> **What the task asks**
An exact copy of every record is needed, with the pictures left out.

> **Given data**
————————
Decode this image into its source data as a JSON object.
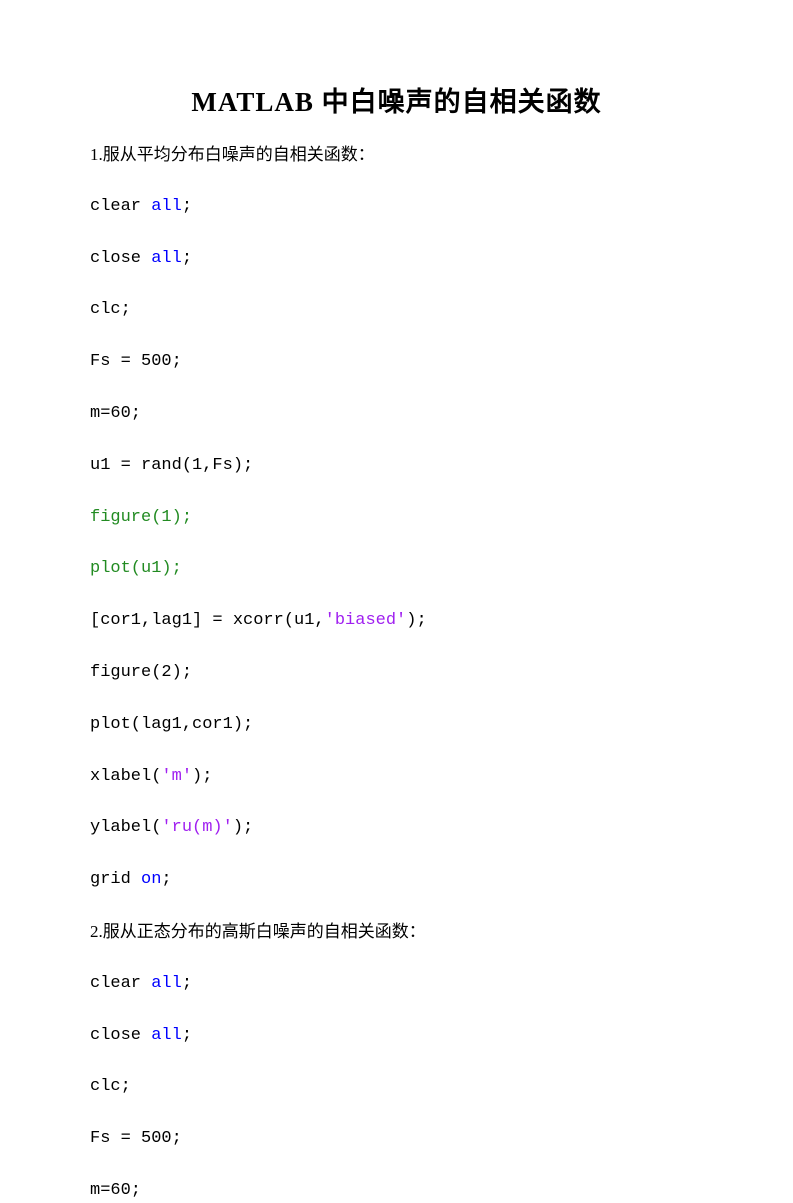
{
  "title": "MATLAB 中白噪声的自相关函数",
  "lines": [
    {
      "type": "heading",
      "tokens": [
        {
          "text": "1.服从平均分布白噪声的自相关函数：",
          "cls": ""
        }
      ]
    },
    {
      "type": "code",
      "tokens": [
        {
          "text": "clear ",
          "cls": ""
        },
        {
          "text": "all",
          "cls": "kw-blue"
        },
        {
          "text": ";",
          "cls": ""
        }
      ]
    },
    {
      "type": "code",
      "tokens": [
        {
          "text": "close ",
          "cls": ""
        },
        {
          "text": "all",
          "cls": "kw-blue"
        },
        {
          "text": ";",
          "cls": ""
        }
      ]
    },
    {
      "type": "code",
      "tokens": [
        {
          "text": "clc;",
          "cls": ""
        }
      ]
    },
    {
      "type": "code",
      "tokens": [
        {
          "text": "Fs = 500;",
          "cls": ""
        }
      ]
    },
    {
      "type": "code",
      "tokens": [
        {
          "text": "m=60;",
          "cls": ""
        }
      ]
    },
    {
      "type": "code",
      "tokens": [
        {
          "text": "u1 = rand(1,Fs);",
          "cls": ""
        }
      ]
    },
    {
      "type": "code",
      "tokens": [
        {
          "text": "figure(1);",
          "cls": "kw-green"
        }
      ]
    },
    {
      "type": "code",
      "tokens": [
        {
          "text": "plot(u1);",
          "cls": "kw-green"
        }
      ]
    },
    {
      "type": "code",
      "tokens": [
        {
          "text": "[cor1,lag1] = xcorr(u1,",
          "cls": ""
        },
        {
          "text": "'biased'",
          "cls": "kw-purple"
        },
        {
          "text": ");",
          "cls": ""
        }
      ]
    },
    {
      "type": "code",
      "tokens": [
        {
          "text": "figure(2);",
          "cls": ""
        }
      ]
    },
    {
      "type": "code",
      "tokens": [
        {
          "text": "plot(lag1,cor1);",
          "cls": ""
        }
      ]
    },
    {
      "type": "code",
      "tokens": [
        {
          "text": "xlabel(",
          "cls": ""
        },
        {
          "text": "'m'",
          "cls": "kw-purple"
        },
        {
          "text": ");",
          "cls": ""
        }
      ]
    },
    {
      "type": "code",
      "tokens": [
        {
          "text": "ylabel(",
          "cls": ""
        },
        {
          "text": "'ru(m)'",
          "cls": "kw-purple"
        },
        {
          "text": ");",
          "cls": ""
        }
      ]
    },
    {
      "type": "code",
      "tokens": [
        {
          "text": "grid ",
          "cls": ""
        },
        {
          "text": "on",
          "cls": "kw-blue"
        },
        {
          "text": ";",
          "cls": ""
        }
      ]
    },
    {
      "type": "heading",
      "tokens": [
        {
          "text": "2.服从正态分布的高斯白噪声的自相关函数：",
          "cls": ""
        }
      ]
    },
    {
      "type": "code",
      "tokens": [
        {
          "text": "clear ",
          "cls": ""
        },
        {
          "text": "all",
          "cls": "kw-blue"
        },
        {
          "text": ";",
          "cls": ""
        }
      ]
    },
    {
      "type": "code",
      "tokens": [
        {
          "text": "close ",
          "cls": ""
        },
        {
          "text": "all",
          "cls": "kw-blue"
        },
        {
          "text": ";",
          "cls": ""
        }
      ]
    },
    {
      "type": "code",
      "tokens": [
        {
          "text": "clc;",
          "cls": ""
        }
      ]
    },
    {
      "type": "code",
      "tokens": [
        {
          "text": "Fs = 500;",
          "cls": ""
        }
      ]
    },
    {
      "type": "code",
      "tokens": [
        {
          "text": "m=60;",
          "cls": ""
        }
      ]
    }
  ]
}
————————
> **Response to this exercise**
Decode this image into its source data as a JSON object.
{
  "title": "MATLAB 中白噪声的自相关函数",
  "lines": [
    {
      "type": "heading",
      "tokens": [
        {
          "text": "1.服从平均分布白噪声的自相关函数：",
          "cls": ""
        }
      ]
    },
    {
      "type": "code",
      "tokens": [
        {
          "text": "clear ",
          "cls": ""
        },
        {
          "text": "all",
          "cls": "kw-blue"
        },
        {
          "text": ";",
          "cls": ""
        }
      ]
    },
    {
      "type": "code",
      "tokens": [
        {
          "text": "close ",
          "cls": ""
        },
        {
          "text": "all",
          "cls": "kw-blue"
        },
        {
          "text": ";",
          "cls": ""
        }
      ]
    },
    {
      "type": "code",
      "tokens": [
        {
          "text": "clc;",
          "cls": ""
        }
      ]
    },
    {
      "type": "code",
      "tokens": [
        {
          "text": "Fs = 500;",
          "cls": ""
        }
      ]
    },
    {
      "type": "code",
      "tokens": [
        {
          "text": "m=60;",
          "cls": ""
        }
      ]
    },
    {
      "type": "code",
      "tokens": [
        {
          "text": "u1 = rand(1,Fs);",
          "cls": ""
        }
      ]
    },
    {
      "type": "code",
      "tokens": [
        {
          "text": "figure(1);",
          "cls": "kw-green"
        }
      ]
    },
    {
      "type": "code",
      "tokens": [
        {
          "text": "plot(u1);",
          "cls": "kw-green"
        }
      ]
    },
    {
      "type": "code",
      "tokens": [
        {
          "text": "[cor1,lag1] = xcorr(u1,",
          "cls": ""
        },
        {
          "text": "'biased'",
          "cls": "kw-purple"
        },
        {
          "text": ");",
          "cls": ""
        }
      ]
    },
    {
      "type": "code",
      "tokens": [
        {
          "text": "figure(2);",
          "cls": ""
        }
      ]
    },
    {
      "type": "code",
      "tokens": [
        {
          "text": "plot(lag1,cor1);",
          "cls": ""
        }
      ]
    },
    {
      "type": "code",
      "tokens": [
        {
          "text": "xlabel(",
          "cls": ""
        },
        {
          "text": "'m'",
          "cls": "kw-purple"
        },
        {
          "text": ");",
          "cls": ""
        }
      ]
    },
    {
      "type": "code",
      "tokens": [
        {
          "text": "ylabel(",
          "cls": ""
        },
        {
          "text": "'ru(m)'",
          "cls": "kw-purple"
        },
        {
          "text": ");",
          "cls": ""
        }
      ]
    },
    {
      "type": "code",
      "tokens": [
        {
          "text": "grid ",
          "cls": ""
        },
        {
          "text": "on",
          "cls": "kw-blue"
        },
        {
          "text": ";",
          "cls": ""
        }
      ]
    },
    {
      "type": "heading",
      "tokens": [
        {
          "text": "2.服从正态分布的高斯白噪声的自相关函数：",
          "cls": ""
        }
      ]
    },
    {
      "type": "code",
      "tokens": [
        {
          "text": "clear ",
          "cls": ""
        },
        {
          "text": "all",
          "cls": "kw-blue"
        },
        {
          "text": ";",
          "cls": ""
        }
      ]
    },
    {
      "type": "code",
      "tokens": [
        {
          "text": "close ",
          "cls": ""
        },
        {
          "text": "all",
          "cls": "kw-blue"
        },
        {
          "text": ";",
          "cls": ""
        }
      ]
    },
    {
      "type": "code",
      "tokens": [
        {
          "text": "clc;",
          "cls": ""
        }
      ]
    },
    {
      "type": "code",
      "tokens": [
        {
          "text": "Fs = 500;",
          "cls": ""
        }
      ]
    },
    {
      "type": "code",
      "tokens": [
        {
          "text": "m=60;",
          "cls": ""
        }
      ]
    }
  ]
}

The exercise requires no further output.